Work instructions: Count every line in the entries that follow where the word "JSON" appears, then state only the total.

Data records below:

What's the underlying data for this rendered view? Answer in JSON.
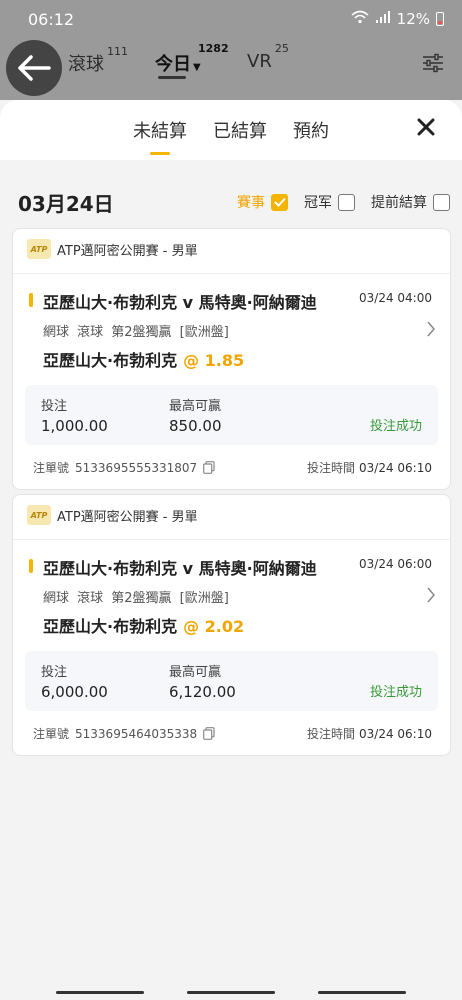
{
  "status": {
    "time": "06:12",
    "battery": "12%"
  },
  "header": {
    "tabs": [
      {
        "label": "滾球",
        "count": "111"
      },
      {
        "label": "今日",
        "count": "1282"
      },
      {
        "label": "VR",
        "count": "25"
      }
    ]
  },
  "sheet": {
    "tabs": [
      "未結算",
      "已結算",
      "預約"
    ],
    "date": "03月24日",
    "filters": [
      {
        "label": "賽事",
        "checked": true
      },
      {
        "label": "冠军",
        "checked": false
      },
      {
        "label": "提前結算",
        "checked": false
      }
    ]
  },
  "bets": [
    {
      "league": "ATP邁阿密公開賽 - 男單",
      "match": "亞歷山大·布勃利克 v 馬特奧·阿納爾迪",
      "match_time": "03/24 04:00",
      "market": "網球 滾球 第2盤獨贏 [歐洲盤]",
      "pick": "亞歷山大·布勃利克",
      "odds": "@ 1.85",
      "stake_label": "投注",
      "stake": "1,000.00",
      "max_win_label": "最高可贏",
      "max_win": "850.00",
      "status": "投注成功",
      "order_label": "注單號",
      "order_no": "5133695555331807",
      "bet_time_label": "投注時間",
      "bet_time": "03/24 06:10"
    },
    {
      "league": "ATP邁阿密公開賽 - 男單",
      "match": "亞歷山大·布勃利克 v 馬特奧·阿納爾迪",
      "match_time": "03/24 06:00",
      "market": "網球 滾球 第2盤獨贏 [歐洲盤]",
      "pick": "亞歷山大·布勃利克",
      "odds": "@ 2.02",
      "stake_label": "投注",
      "stake": "6,000.00",
      "max_win_label": "最高可贏",
      "max_win": "6,120.00",
      "status": "投注成功",
      "order_label": "注單號",
      "order_no": "5133695464035338",
      "bet_time_label": "投注時間",
      "bet_time": "03/24 06:10"
    }
  ]
}
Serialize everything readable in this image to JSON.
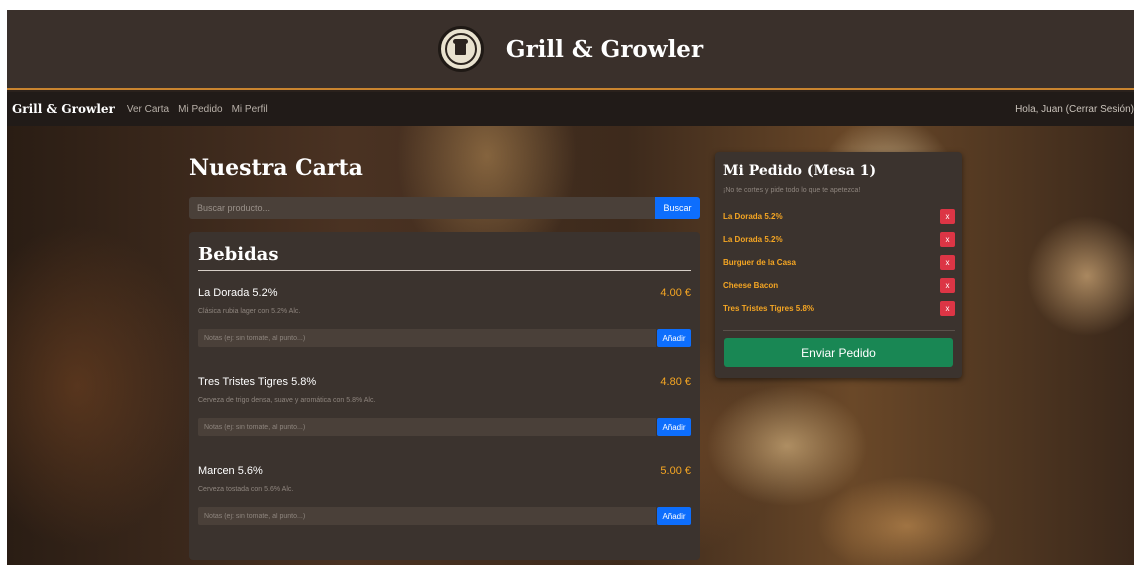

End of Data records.

Exercise output: 2